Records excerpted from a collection
%%
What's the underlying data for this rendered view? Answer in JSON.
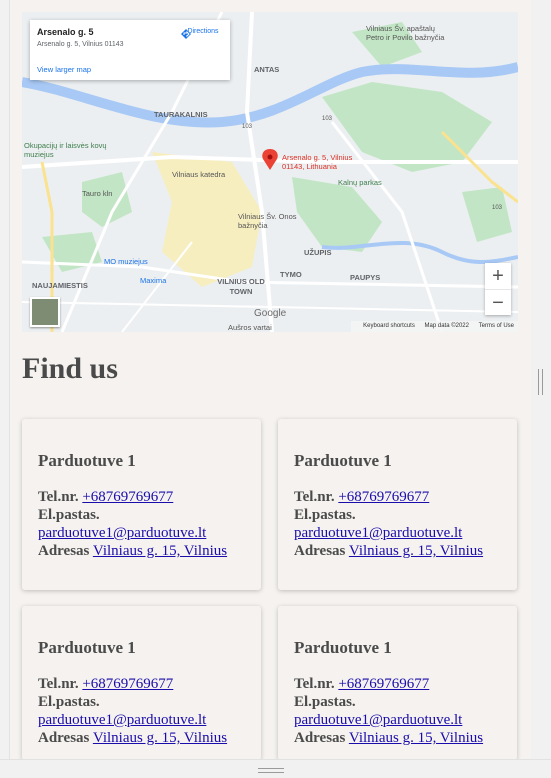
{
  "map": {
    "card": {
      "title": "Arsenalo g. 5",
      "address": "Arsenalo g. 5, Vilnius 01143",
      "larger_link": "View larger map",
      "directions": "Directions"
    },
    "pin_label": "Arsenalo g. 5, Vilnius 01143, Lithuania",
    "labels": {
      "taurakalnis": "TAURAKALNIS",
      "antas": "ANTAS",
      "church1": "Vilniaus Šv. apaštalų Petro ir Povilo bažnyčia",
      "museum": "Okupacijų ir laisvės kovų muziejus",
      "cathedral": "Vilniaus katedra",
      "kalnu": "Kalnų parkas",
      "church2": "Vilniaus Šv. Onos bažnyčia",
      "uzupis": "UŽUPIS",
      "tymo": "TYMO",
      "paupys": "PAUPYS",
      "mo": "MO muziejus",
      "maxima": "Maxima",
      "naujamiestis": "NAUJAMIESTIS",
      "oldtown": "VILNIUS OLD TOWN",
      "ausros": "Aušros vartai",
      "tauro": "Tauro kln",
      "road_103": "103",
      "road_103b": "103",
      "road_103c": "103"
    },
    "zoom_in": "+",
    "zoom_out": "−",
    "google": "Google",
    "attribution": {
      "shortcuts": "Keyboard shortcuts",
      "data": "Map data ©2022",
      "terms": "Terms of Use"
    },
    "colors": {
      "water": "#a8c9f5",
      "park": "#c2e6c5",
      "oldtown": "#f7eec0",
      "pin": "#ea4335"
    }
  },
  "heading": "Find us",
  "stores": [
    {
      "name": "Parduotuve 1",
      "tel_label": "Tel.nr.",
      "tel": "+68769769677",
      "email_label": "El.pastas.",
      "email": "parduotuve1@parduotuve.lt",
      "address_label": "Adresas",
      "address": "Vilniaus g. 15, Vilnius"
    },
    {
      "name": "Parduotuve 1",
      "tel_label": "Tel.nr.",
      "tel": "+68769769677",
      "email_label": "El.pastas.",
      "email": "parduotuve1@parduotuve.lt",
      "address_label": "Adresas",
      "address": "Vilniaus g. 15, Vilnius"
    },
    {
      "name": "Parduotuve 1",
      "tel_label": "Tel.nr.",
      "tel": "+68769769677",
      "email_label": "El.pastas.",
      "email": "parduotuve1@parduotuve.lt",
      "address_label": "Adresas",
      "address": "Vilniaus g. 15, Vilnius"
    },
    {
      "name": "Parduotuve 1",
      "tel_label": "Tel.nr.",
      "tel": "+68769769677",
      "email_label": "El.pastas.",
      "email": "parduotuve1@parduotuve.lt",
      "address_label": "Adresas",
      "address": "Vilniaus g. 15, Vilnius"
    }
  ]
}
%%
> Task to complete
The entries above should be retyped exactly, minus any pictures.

> Your solution
What's the underlying data for this rendered view? Answer in JSON.
{
  "map": {
    "card": {
      "title": "Arsenalo g. 5",
      "address": "Arsenalo g. 5, Vilnius 01143",
      "larger_link": "View larger map",
      "directions": "Directions"
    },
    "pin_label": "Arsenalo g. 5, Vilnius 01143, Lithuania",
    "labels": {
      "taurakalnis": "TAURAKALNIS",
      "antas": "ANTAS",
      "church1": "Vilniaus Šv. apaštalų Petro ir Povilo bažnyčia",
      "museum": "Okupacijų ir laisvės kovų muziejus",
      "cathedral": "Vilniaus katedra",
      "kalnu": "Kalnų parkas",
      "church2": "Vilniaus Šv. Onos bažnyčia",
      "uzupis": "UŽUPIS",
      "tymo": "TYMO",
      "paupys": "PAUPYS",
      "mo": "MO muziejus",
      "maxima": "Maxima",
      "naujamiestis": "NAUJAMIESTIS",
      "oldtown": "VILNIUS OLD TOWN",
      "ausros": "Aušros vartai",
      "tauro": "Tauro kln",
      "road_103": "103",
      "road_103b": "103",
      "road_103c": "103"
    },
    "zoom_in": "+",
    "zoom_out": "−",
    "google": "Google",
    "attribution": {
      "shortcuts": "Keyboard shortcuts",
      "data": "Map data ©2022",
      "terms": "Terms of Use"
    },
    "colors": {
      "water": "#a8c9f5",
      "park": "#c2e6c5",
      "oldtown": "#f7eec0",
      "pin": "#ea4335"
    }
  },
  "heading": "Find us",
  "stores": [
    {
      "name": "Parduotuve 1",
      "tel_label": "Tel.nr.",
      "tel": "+68769769677",
      "email_label": "El.pastas.",
      "email": "parduotuve1@parduotuve.lt",
      "address_label": "Adresas",
      "address": "Vilniaus g. 15, Vilnius"
    },
    {
      "name": "Parduotuve 1",
      "tel_label": "Tel.nr.",
      "tel": "+68769769677",
      "email_label": "El.pastas.",
      "email": "parduotuve1@parduotuve.lt",
      "address_label": "Adresas",
      "address": "Vilniaus g. 15, Vilnius"
    },
    {
      "name": "Parduotuve 1",
      "tel_label": "Tel.nr.",
      "tel": "+68769769677",
      "email_label": "El.pastas.",
      "email": "parduotuve1@parduotuve.lt",
      "address_label": "Adresas",
      "address": "Vilniaus g. 15, Vilnius"
    },
    {
      "name": "Parduotuve 1",
      "tel_label": "Tel.nr.",
      "tel": "+68769769677",
      "email_label": "El.pastas.",
      "email": "parduotuve1@parduotuve.lt",
      "address_label": "Adresas",
      "address": "Vilniaus g. 15, Vilnius"
    }
  ]
}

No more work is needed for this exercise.